The implementation of a standard data dictionary represents one of the main pillars of the desired integrated reporting system containing all definitions of the concepts to be reported, transformation rules and the validation rules for the final output. A well-defined standard data dictionary can also provide data for ad-hoc regulatory needs, even though the ad-hoc data collection is not part of the integrated reporting system. The first step in the implementation of such a data dictionary has already been put in place through the creation of the Banks’ Integrated Reporting Dictionary, a collaboration project between authorities and banks aiming to define the transformation rules for data inputs before it is sent to the authorities.

The implementation of a central data collection point is the second pillar of the proposed integrated reporting system. The central data collection aims at changing the way in which data is being transmitted to the authorities. This should lead to a significant reduction in the burden of regulatory reporting for banks and reduce cost by removing the necessity to run complex processes several times. The idea behind the central data collection points is based on 4 principles:

1.     Banks to report data only once

2.     Facilitation of data sharing between authorities

3.     A consistent approach across countries (especially important for large groups)

4.     A decentralised approach within a common set-up and governance

The end of the reporting paradigm?

It remains to be seen how much this integrated reporting system will reduce the regulatory reporting burden for financial institutions, but we already have some clues.

In the short-term, we expect banks to face additional challenges. The introduction of this new way of reporting will temporarily increase the reporting burden for banks because the integration of the standard data dictionary and the central data collection point will be performed on top of current business as usual activities. The change in the reporting landscape will impact both business and IT operations. Banks will need to consider several activities such as systems upgrade, testing and data cleaning (errors at a detailed level will be more visible when not aggregated). The regulators and the joint committee must take actions to support banks during this change process. In order to limit the upcoming burden, regulators could look to organise the migration of reporting on a batch basis. Once a batch passes its validation, the underlying reports could then be deactivated.

In the long term, the implementation of the integrated reporting system should reduce the regulatory burden for the financial institutions. Moreover, banks should expect to gain efficiency by optimising their data collection processes, avoiding ad-hoc reporting requests and centralising their reporting capabilities into dedicated “factories”. The resultant time and resources savings could then be allocated to more strategic activities.

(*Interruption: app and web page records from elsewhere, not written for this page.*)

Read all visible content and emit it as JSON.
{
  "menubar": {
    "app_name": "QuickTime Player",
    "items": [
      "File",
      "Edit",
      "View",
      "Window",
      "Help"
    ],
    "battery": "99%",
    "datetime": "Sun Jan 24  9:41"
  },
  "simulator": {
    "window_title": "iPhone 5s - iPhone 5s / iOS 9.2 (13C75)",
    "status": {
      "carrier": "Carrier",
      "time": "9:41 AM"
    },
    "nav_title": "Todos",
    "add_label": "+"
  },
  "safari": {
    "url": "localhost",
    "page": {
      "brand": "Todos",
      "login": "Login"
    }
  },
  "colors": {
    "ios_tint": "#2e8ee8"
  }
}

[1] The ESCB input into the EBA feasibility report under article 43c of the Capital Requirements Regulation (CRR2), Annex I

[2] The ESCB input into the EBA feasibility report under article 43c of the Capital Requirements Regulation (CRR2), p.6